■ What the task requires: Look for the string "hint" in the data below, and copy each line that holds it.

■ Raw data:
_ _ _ _

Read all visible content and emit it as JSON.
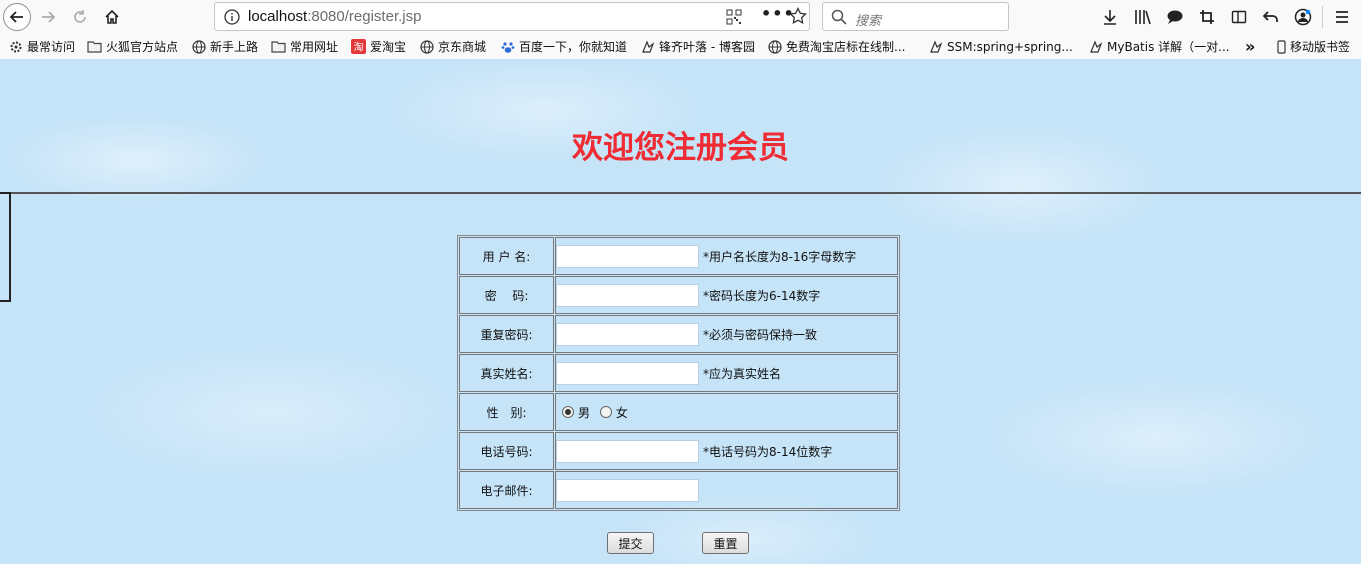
{
  "browser": {
    "url_host": "localhost",
    "url_port": ":8080",
    "url_path": "/register.jsp",
    "search_placeholder": "搜索",
    "more_label": "•••"
  },
  "bookmarks": [
    {
      "label": "最常访问",
      "icon": "gear-icon"
    },
    {
      "label": "火狐官方站点",
      "icon": "folder-icon"
    },
    {
      "label": "新手上路",
      "icon": "globe-icon"
    },
    {
      "label": "常用网址",
      "icon": "folder-icon"
    },
    {
      "label": "爱淘宝",
      "icon": "taobao-icon"
    },
    {
      "label": "京东商城",
      "icon": "globe-icon"
    },
    {
      "label": "百度一下，你就知道",
      "icon": "baidu-paw-icon"
    },
    {
      "label": "锋齐叶落 - 博客园",
      "icon": "blog-icon"
    },
    {
      "label": "免费淘宝店标在线制...",
      "icon": "globe-icon"
    },
    {
      "label": "SSM:spring+spring...",
      "icon": "blog-icon"
    },
    {
      "label": "MyBatis 详解（一对...",
      "icon": "blog-icon"
    }
  ],
  "bookmarks_overflow": "»",
  "mobile_bookmarks": "移动版书签",
  "page": {
    "title": "欢迎您注册会员",
    "rows": [
      {
        "label": "用 户 名:",
        "hint": "*用户名长度为8-16字母数字"
      },
      {
        "label": "密　 码:",
        "hint": "*密码长度为6-14数字"
      },
      {
        "label": "重复密码:",
        "hint": "*必须与密码保持一致"
      },
      {
        "label": "真实姓名:",
        "hint": "*应为真实姓名"
      },
      {
        "label": "性　别:",
        "hint": ""
      },
      {
        "label": "电话号码:",
        "hint": "*电话号码为8-14位数字"
      },
      {
        "label": "电子邮件:",
        "hint": ""
      }
    ],
    "gender": {
      "male": "男",
      "female": "女",
      "selected": "男"
    },
    "submit_label": "提交",
    "reset_label": "重置"
  }
}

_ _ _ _

■ Response area:
        "hint": "*用户名长度为8-16字母数字"
        "hint": "*密码长度为6-14数字"
        "hint": "*必须与密码保持一致"
        "hint": "*应为真实姓名"
        "hint": ""
        "hint": "*电话号码为8-14位数字"
        "hint": ""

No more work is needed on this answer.